▸ **TASK OBJECTIVE**: Each line of the data below that includes the string "buyer" must be copied.

▸ **Extracted records**:
____

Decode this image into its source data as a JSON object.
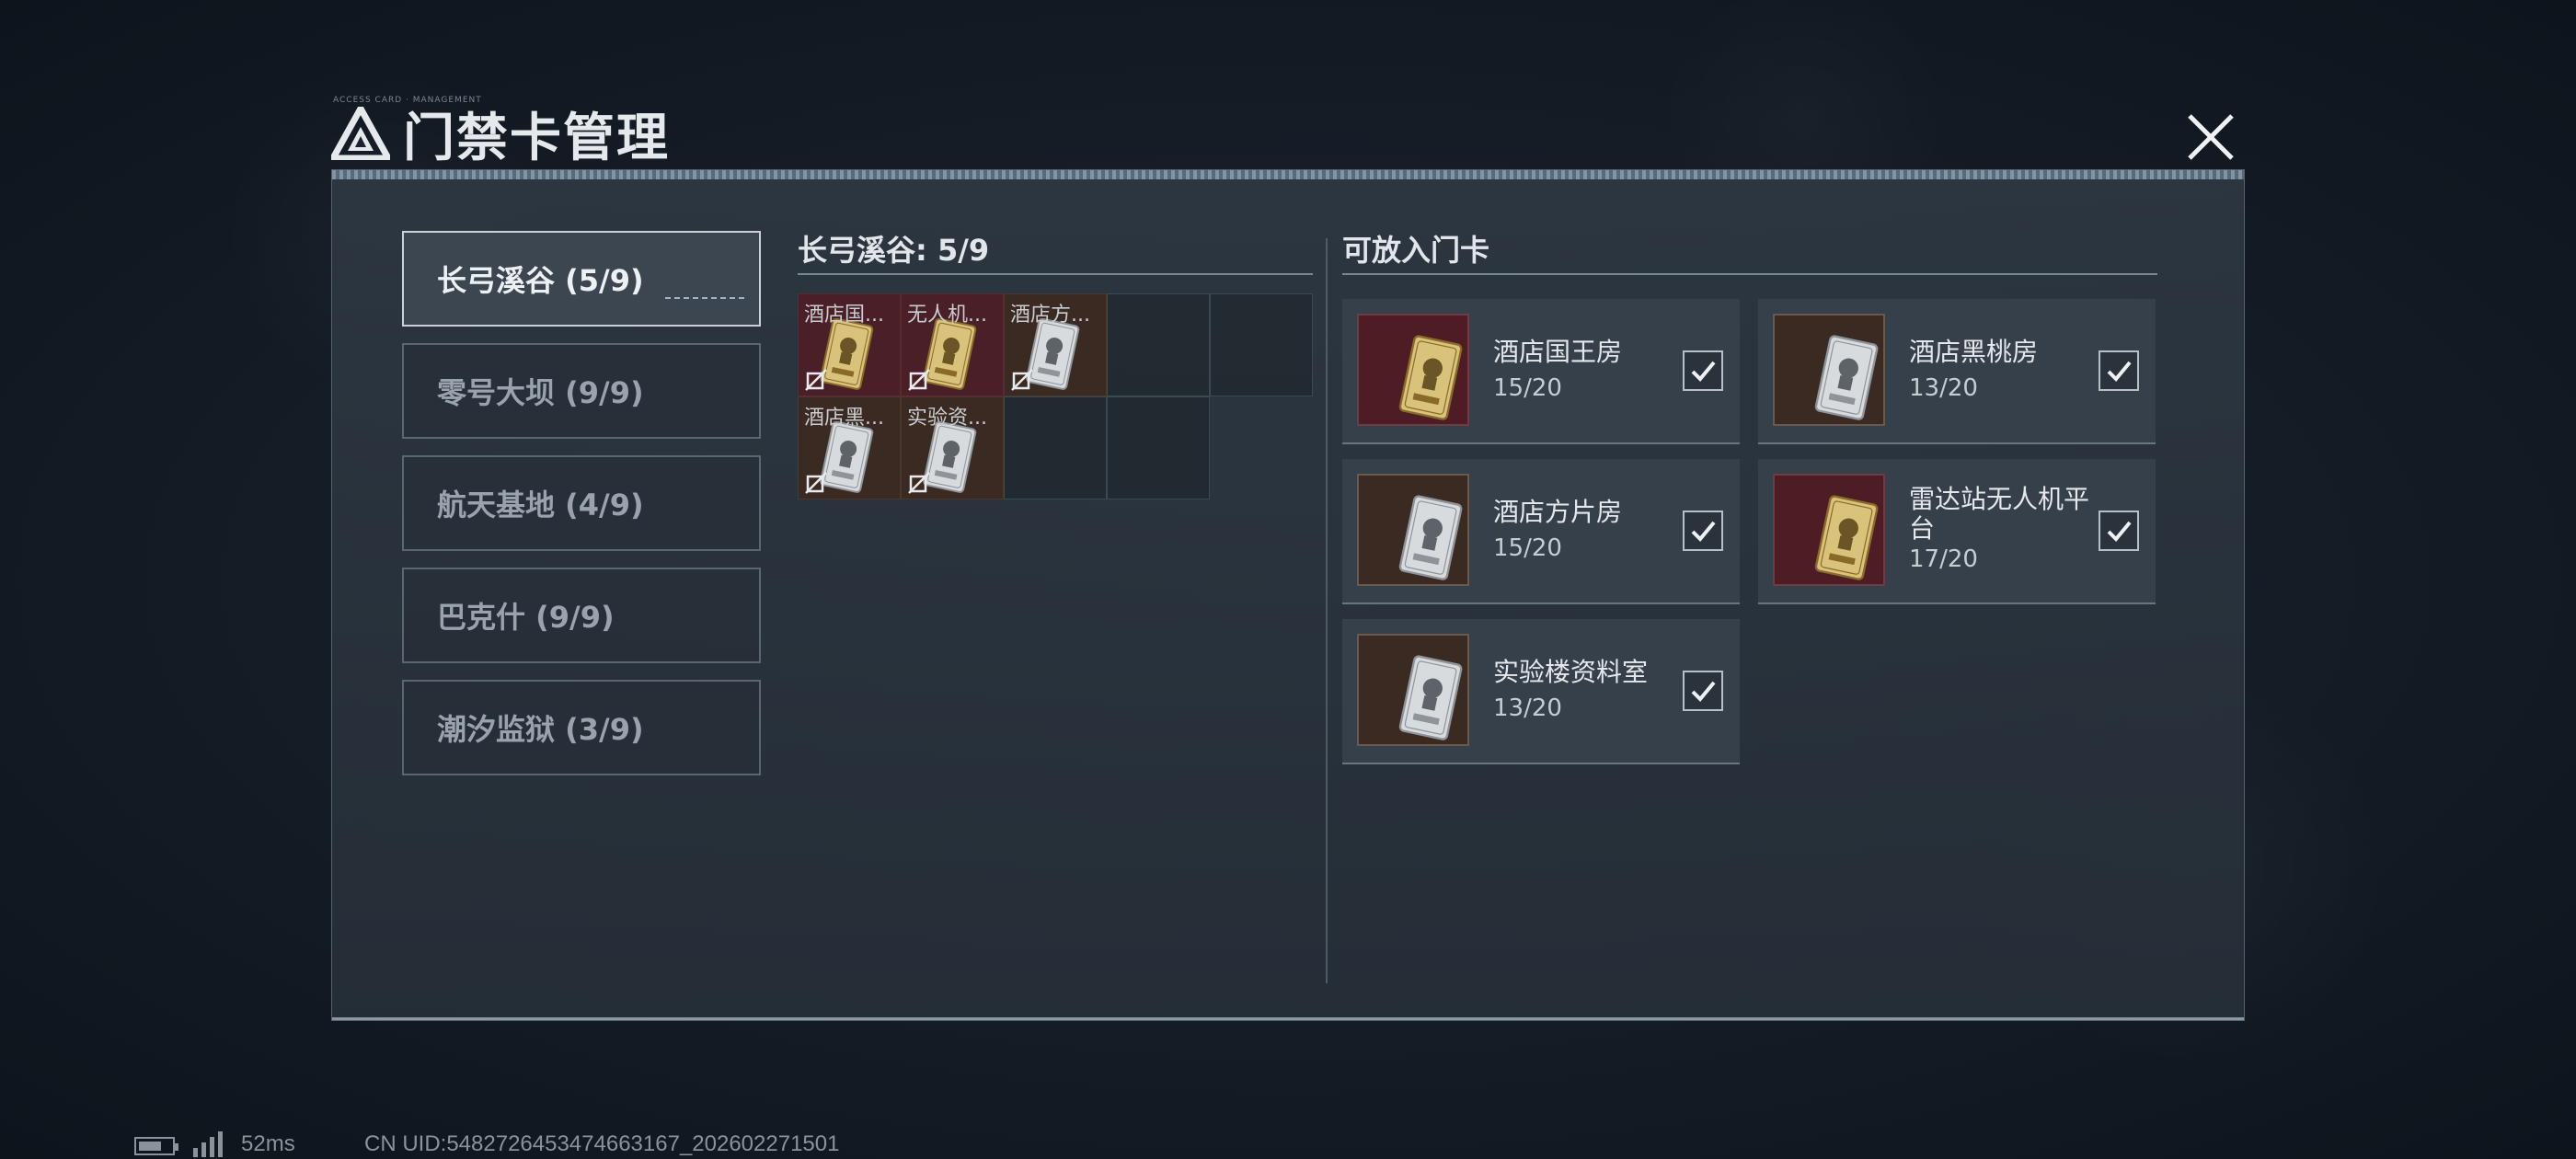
{
  "title": "门禁卡管理",
  "title_deco": "ACCESS CARD · MANAGEMENT",
  "tabs": [
    {
      "label": "长弓溪谷 (5/9)",
      "active": true
    },
    {
      "label": "零号大坝 (9/9)",
      "active": false
    },
    {
      "label": "航天基地 (4/9)",
      "active": false
    },
    {
      "label": "巴克什 (9/9)",
      "active": false
    },
    {
      "label": "潮汐监狱 (3/9)",
      "active": false
    }
  ],
  "slots_section": {
    "title": "长弓溪谷: 5/9",
    "slots": [
      {
        "label": "酒店国...",
        "color": "red",
        "card": "gold"
      },
      {
        "label": "无人机...",
        "color": "red",
        "card": "gold"
      },
      {
        "label": "酒店方...",
        "color": "brown",
        "card": "silver"
      },
      {
        "label": "",
        "color": "empty",
        "card": ""
      },
      {
        "label": "",
        "color": "empty",
        "card": ""
      },
      {
        "label": "酒店黑...",
        "color": "brown",
        "card": "silver"
      },
      {
        "label": "实验资...",
        "color": "brown",
        "card": "silver"
      },
      {
        "label": "",
        "color": "empty",
        "card": ""
      },
      {
        "label": "",
        "color": "empty",
        "card": ""
      }
    ]
  },
  "available_section": {
    "title": "可放入门卡",
    "cards": [
      {
        "name": "酒店国王房",
        "count": "15/20",
        "color": "red",
        "card": "gold",
        "checked": true
      },
      {
        "name": "酒店黑桃房",
        "count": "13/20",
        "color": "brown",
        "card": "silver",
        "checked": true
      },
      {
        "name": "酒店方片房",
        "count": "15/20",
        "color": "brown",
        "card": "silver",
        "checked": true
      },
      {
        "name": "雷达站无人机平台",
        "count": "17/20",
        "color": "red",
        "card": "gold",
        "checked": true
      },
      {
        "name": "实验楼资料室",
        "count": "13/20",
        "color": "brown",
        "card": "silver",
        "checked": true
      }
    ]
  },
  "status_bar": {
    "ping": "52ms",
    "uid": "CN UID:5482726453474663167_202602271501"
  },
  "icons": {
    "logo": "triangle-logo-icon",
    "close": "close-icon",
    "card": "access-card-icon",
    "unbind": "unbind-icon",
    "check": "checkmark-icon"
  }
}
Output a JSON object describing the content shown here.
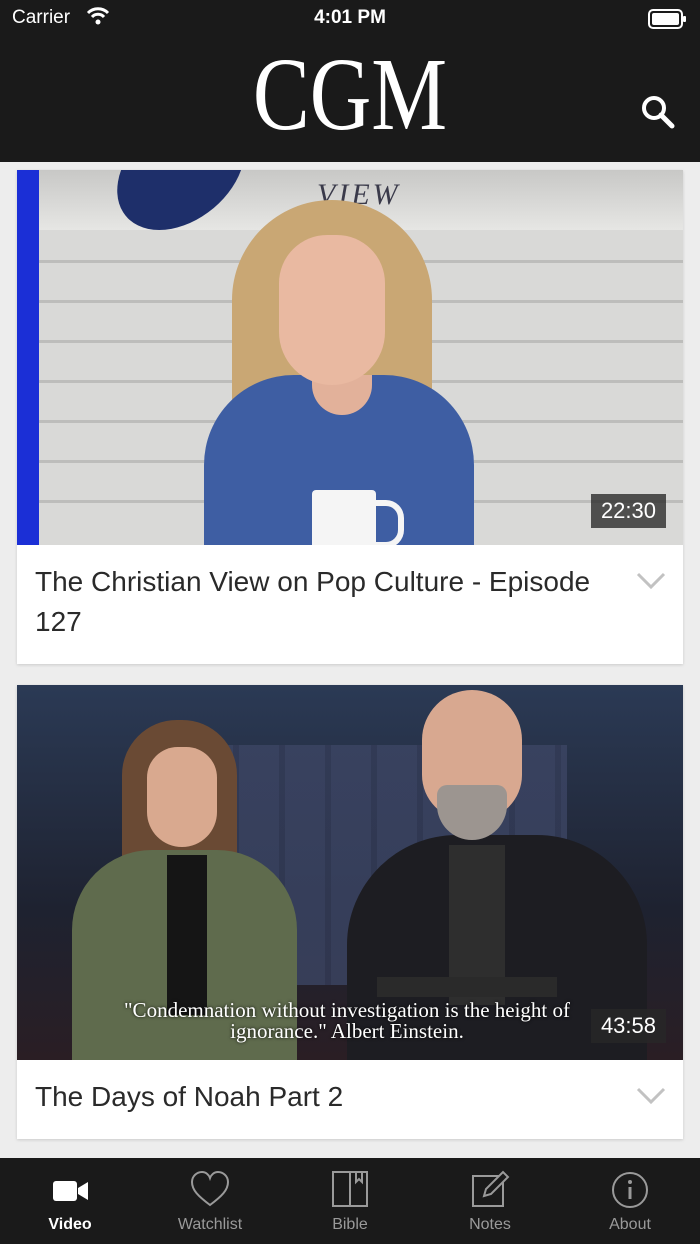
{
  "status_bar": {
    "carrier": "Carrier",
    "time": "4:01 PM"
  },
  "header": {
    "logo": "CGM",
    "search_icon": "search-icon"
  },
  "videos": [
    {
      "title": "The Christian View on Pop Culture - Episode 127",
      "duration": "22:30",
      "thumbnail_text": "VIEW"
    },
    {
      "title": "The Days of Noah Part 2",
      "duration": "43:58",
      "thumbnail_caption_line1": "\"Condemnation without investigation is the height of",
      "thumbnail_caption_line2": "ignorance.\" Albert  Einstein."
    }
  ],
  "tabs": [
    {
      "label": "Video",
      "icon": "video-camera-icon",
      "active": true
    },
    {
      "label": "Watchlist",
      "icon": "heart-icon",
      "active": false
    },
    {
      "label": "Bible",
      "icon": "book-icon",
      "active": false
    },
    {
      "label": "Notes",
      "icon": "note-pencil-icon",
      "active": false
    },
    {
      "label": "About",
      "icon": "info-icon",
      "active": false
    }
  ],
  "colors": {
    "bar_background": "#1a1a1a",
    "tab_active": "#ffffff",
    "tab_inactive": "#9a9a9a",
    "page_background": "#ededed"
  }
}
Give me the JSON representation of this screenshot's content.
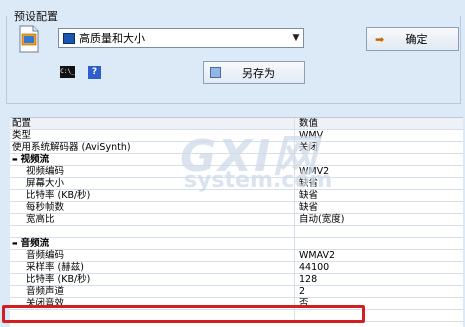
{
  "preset_group": {
    "label": "预设配置",
    "selected_preset": "高质量和大小",
    "ok_label": "确定",
    "save_as_label": "另存为",
    "cmd_icon_text": "C:\\_"
  },
  "table": {
    "header": {
      "name": "配置",
      "value": "数值"
    },
    "rows": [
      {
        "name": "类型",
        "value": "WMV",
        "kind": "plain"
      },
      {
        "name": "使用系统解码器 (AviSynth)",
        "value": "关闭",
        "kind": "plain"
      },
      {
        "name": "视频流",
        "value": "",
        "kind": "category"
      },
      {
        "name": "视频编码",
        "value": "WMV2",
        "kind": "child"
      },
      {
        "name": "屏幕大小",
        "value": "缺省",
        "kind": "child"
      },
      {
        "name": "比特率 (KB/秒)",
        "value": "缺省",
        "kind": "child"
      },
      {
        "name": "每秒帧数",
        "value": "缺省",
        "kind": "child"
      },
      {
        "name": "宽高比",
        "value": "自动(宽度)",
        "kind": "child"
      },
      {
        "name": "",
        "value": "",
        "kind": "child-dim"
      },
      {
        "name": "音频流",
        "value": "",
        "kind": "category"
      },
      {
        "name": "音频编码",
        "value": "WMAV2",
        "kind": "child"
      },
      {
        "name": "采样率 (赫兹)",
        "value": "44100",
        "kind": "child"
      },
      {
        "name": "比特率 (KB/秒)",
        "value": "128",
        "kind": "child"
      },
      {
        "name": "音频声道",
        "value": "2",
        "kind": "child"
      },
      {
        "name": "关闭音效",
        "value": "否",
        "kind": "child"
      },
      {
        "name": "",
        "value": "",
        "kind": "child"
      }
    ]
  },
  "watermark": {
    "main": "GXI网",
    "sub": "system.com"
  },
  "colors": {
    "highlight": "#d31f1f",
    "background": "#dce9f7"
  }
}
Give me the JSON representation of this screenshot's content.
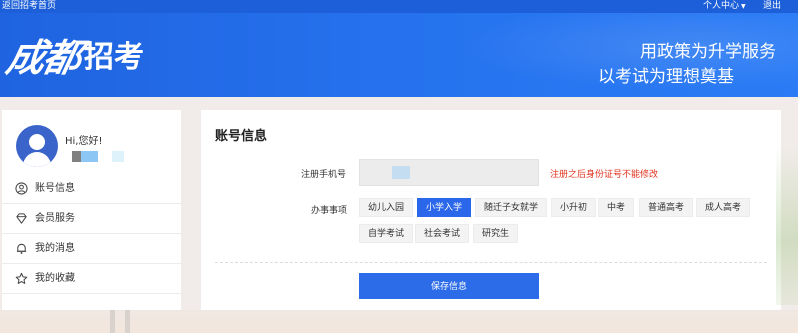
{
  "topbar": {
    "back_link": "返回招考首页",
    "user_center": "个人中心",
    "logout": "退出"
  },
  "banner": {
    "logo_script": "成都",
    "logo_plain": "招考",
    "slogan_line1": "用政策为升学服务",
    "slogan_line2": "以考试为理想奠基"
  },
  "sidebar": {
    "greeting": "Hi,您好!",
    "items": [
      {
        "label": "账号信息",
        "icon": "user-circle-icon"
      },
      {
        "label": "会员服务",
        "icon": "diamond-icon"
      },
      {
        "label": "我的消息",
        "icon": "bell-icon"
      },
      {
        "label": "我的收藏",
        "icon": "star-icon"
      }
    ]
  },
  "main": {
    "title": "账号信息",
    "phone_label": "注册手机号",
    "phone_value": "",
    "phone_note": "注册之后身份证号不能修改",
    "items_label": "办事事项",
    "chips": [
      {
        "label": "幼儿入园",
        "active": false
      },
      {
        "label": "小学入学",
        "active": true
      },
      {
        "label": "随迁子女就学",
        "active": false
      },
      {
        "label": "小升初",
        "active": false
      },
      {
        "label": "中考",
        "active": false
      },
      {
        "label": "普通高考",
        "active": false
      },
      {
        "label": "成人高考",
        "active": false
      },
      {
        "label": "自学考试",
        "active": false
      },
      {
        "label": "社会考试",
        "active": false
      },
      {
        "label": "研究生",
        "active": false
      }
    ],
    "save_label": "保存信息"
  },
  "colors": {
    "brand_blue": "#1f63e0",
    "active_chip": "#2b67ea",
    "warning_red": "#e0321f"
  }
}
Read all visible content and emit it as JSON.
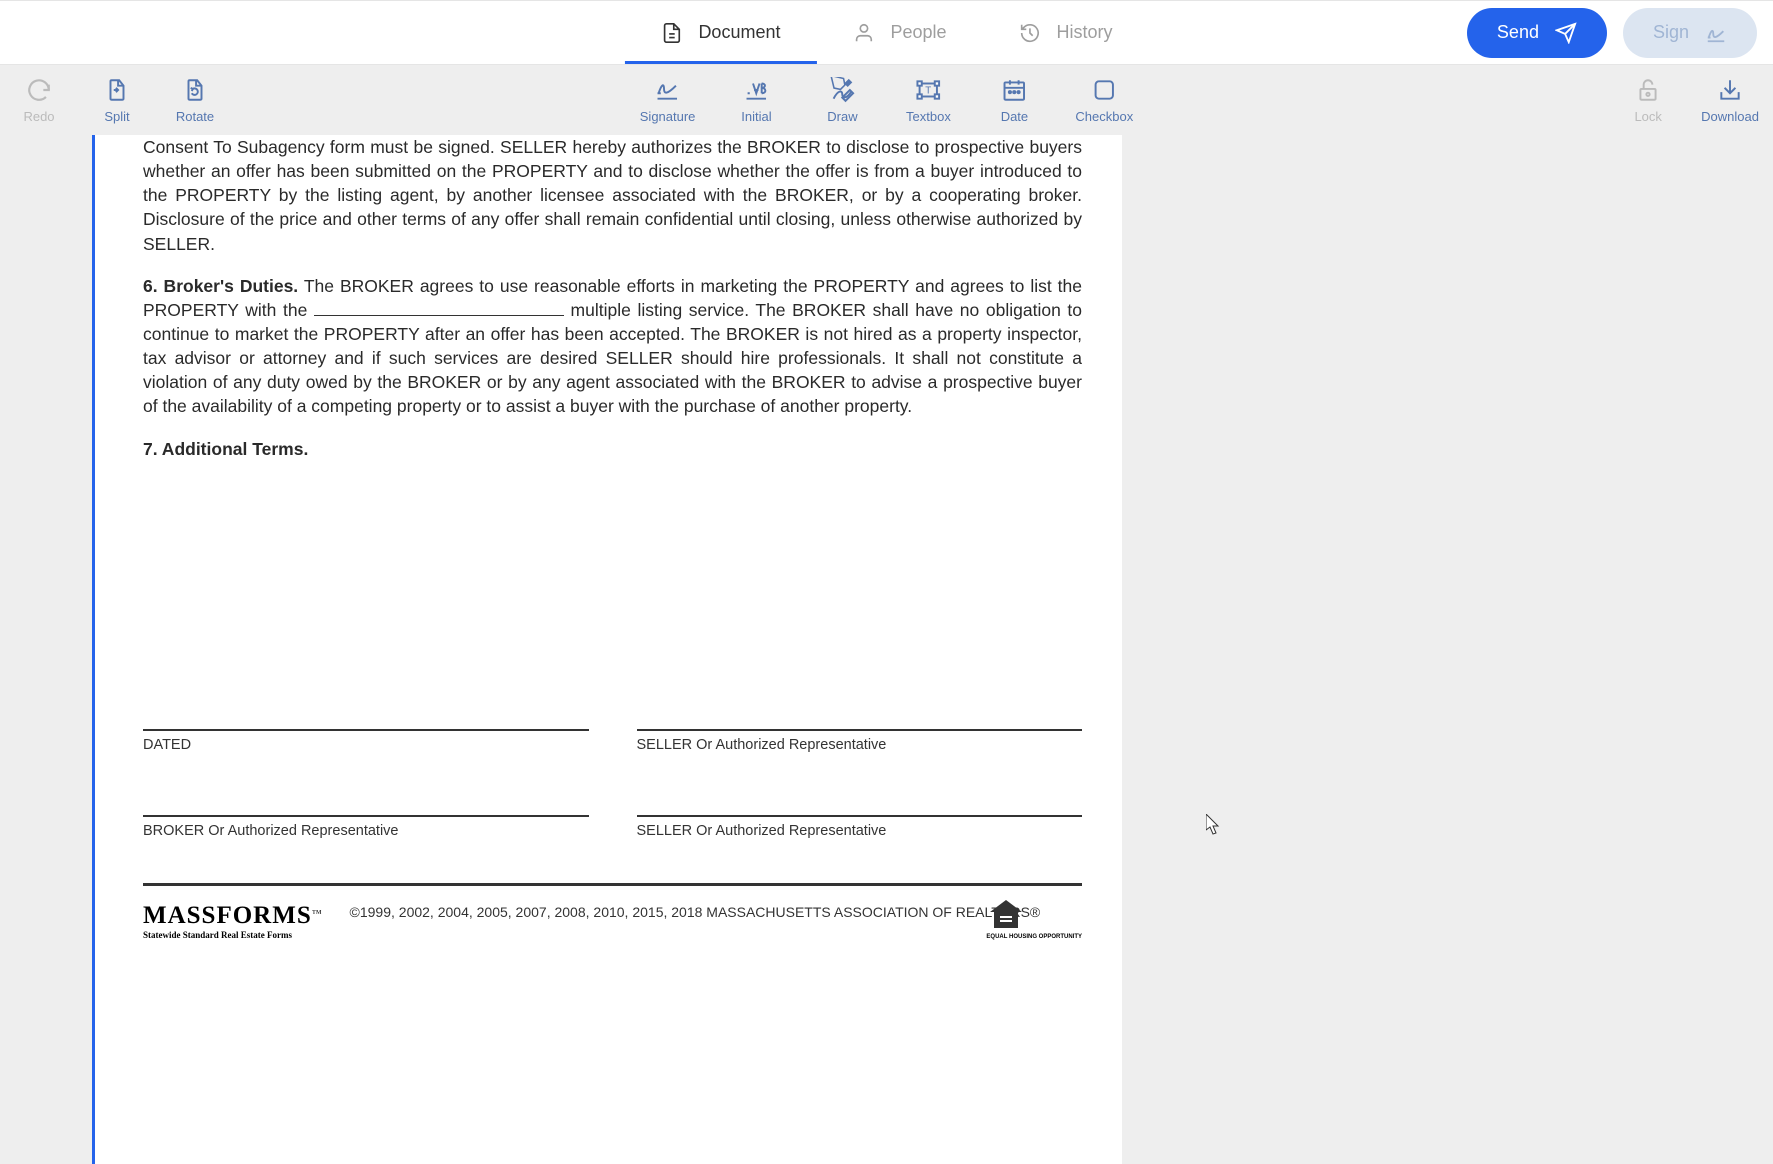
{
  "top_nav": {
    "tabs": [
      {
        "label": "Document",
        "active": true
      },
      {
        "label": "People",
        "active": false
      },
      {
        "label": "History",
        "active": false
      }
    ],
    "send_label": "Send",
    "sign_label": "Sign"
  },
  "toolbar": {
    "left": [
      {
        "label": "Redo",
        "disabled": true
      },
      {
        "label": "Split",
        "disabled": false
      },
      {
        "label": "Rotate",
        "disabled": false
      }
    ],
    "center": [
      {
        "label": "Signature"
      },
      {
        "label": "Initial"
      },
      {
        "label": "Draw"
      },
      {
        "label": "Textbox"
      },
      {
        "label": "Date"
      },
      {
        "label": "Checkbox"
      }
    ],
    "right": [
      {
        "label": "Lock",
        "disabled": true
      },
      {
        "label": "Download",
        "disabled": false
      }
    ]
  },
  "document": {
    "para_subagency_partial": "Consent To Subagency form must be signed. SELLER hereby authorizes the BROKER to disclose to prospective buyers whether an offer has been submitted on the PROPERTY and to disclose whether the offer is from a buyer introduced to the PROPERTY by the listing agent, by another licensee associated with the BROKER, or by a cooperating broker. Disclosure of the price and other terms of any offer shall remain confidential until closing, unless otherwise authorized by SELLER.",
    "section6_title": "6. Broker's Duties.",
    "section6_body_part1": " The BROKER agrees to use reasonable efforts in marketing the PROPERTY and agrees to list the PROPERTY with the ",
    "section6_body_part2": " multiple listing service. The BROKER shall have no obligation to continue to market the PROPERTY after an offer has been accepted. The BROKER is not hired as a property inspector, tax advisor or attorney and if such services are desired SELLER should hire professionals. It shall not constitute a violation of any duty owed by the BROKER or by any agent associated with the BROKER to advise a prospective buyer of the availability of a competing property or to assist a buyer with the purchase of another property.",
    "section7_title": "7.  Additional Terms.",
    "sig_labels": {
      "dated": "DATED",
      "seller1": "SELLER Or Authorized Representative",
      "broker": "BROKER Or Authorized Representative",
      "seller2": "SELLER Or Authorized Representative"
    },
    "footer": {
      "logo_main": "MASSFORMS",
      "logo_tm": "™",
      "logo_sub": "Statewide Standard Real Estate Forms",
      "copyright": "©1999, 2002, 2004, 2005, 2007, 2008, 2010, 2015, 2018 MASSACHUSETTS ASSOCIATION OF REALTORS®",
      "housing_text": "EQUAL HOUSING\nOPPORTUNITY"
    }
  }
}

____

▸ **ANSWER SECTION**:
    "para_subagency_partial": "Consent To Subagency form must be signed. SELLER hereby authorizes the BROKER to disclose to prospective buyers whether an offer has been submitted on the PROPERTY and to disclose whether the offer is from a buyer introduced to the PROPERTY by the listing agent, by another licensee associated with the BROKER, or by a cooperating broker. Disclosure of the price and other terms of any offer shall remain confidential until closing, unless otherwise authorized by SELLER.",
    "section6_body_part2": " multiple listing service. The BROKER shall have no obligation to continue to market the PROPERTY after an offer has been accepted. The BROKER is not hired as a property inspector, tax advisor or attorney and if such services are desired SELLER should hire professionals. It shall not constitute a violation of any duty owed by the BROKER or by any agent associated with the BROKER to advise a prospective buyer of the availability of a competing property or to assist a buyer with the purchase of another property.",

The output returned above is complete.